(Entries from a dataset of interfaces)
▼▼▼
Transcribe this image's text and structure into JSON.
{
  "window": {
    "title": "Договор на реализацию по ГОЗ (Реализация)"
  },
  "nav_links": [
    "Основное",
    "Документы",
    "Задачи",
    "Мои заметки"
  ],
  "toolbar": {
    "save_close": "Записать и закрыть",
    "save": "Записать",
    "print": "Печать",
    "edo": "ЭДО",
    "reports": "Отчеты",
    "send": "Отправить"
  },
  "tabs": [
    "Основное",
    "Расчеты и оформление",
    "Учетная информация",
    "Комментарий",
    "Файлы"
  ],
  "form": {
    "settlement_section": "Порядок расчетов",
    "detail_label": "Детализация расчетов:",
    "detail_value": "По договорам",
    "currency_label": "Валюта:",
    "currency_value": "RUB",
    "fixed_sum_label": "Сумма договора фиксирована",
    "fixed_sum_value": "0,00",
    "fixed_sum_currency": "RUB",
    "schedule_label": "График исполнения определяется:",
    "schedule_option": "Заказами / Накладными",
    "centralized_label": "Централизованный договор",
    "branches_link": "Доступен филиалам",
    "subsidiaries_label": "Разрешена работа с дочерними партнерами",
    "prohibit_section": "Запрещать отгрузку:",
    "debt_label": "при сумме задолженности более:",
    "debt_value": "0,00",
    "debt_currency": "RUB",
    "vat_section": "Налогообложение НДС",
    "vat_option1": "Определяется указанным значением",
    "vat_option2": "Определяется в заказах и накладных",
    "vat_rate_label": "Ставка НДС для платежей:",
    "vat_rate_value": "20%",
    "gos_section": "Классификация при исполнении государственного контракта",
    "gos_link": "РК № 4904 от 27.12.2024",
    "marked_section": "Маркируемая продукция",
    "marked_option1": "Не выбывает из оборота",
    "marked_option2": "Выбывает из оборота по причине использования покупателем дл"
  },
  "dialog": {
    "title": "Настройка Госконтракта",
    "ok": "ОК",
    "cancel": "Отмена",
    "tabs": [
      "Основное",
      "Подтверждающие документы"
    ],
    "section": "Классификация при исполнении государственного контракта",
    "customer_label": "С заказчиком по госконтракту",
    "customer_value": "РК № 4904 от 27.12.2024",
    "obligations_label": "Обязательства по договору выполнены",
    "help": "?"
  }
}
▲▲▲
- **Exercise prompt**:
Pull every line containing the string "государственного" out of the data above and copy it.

- **Solution for this exercise**:
    "gos_section": "Классификация при исполнении государственного контракта",
    "section": "Классификация при исполнении государственного контракта",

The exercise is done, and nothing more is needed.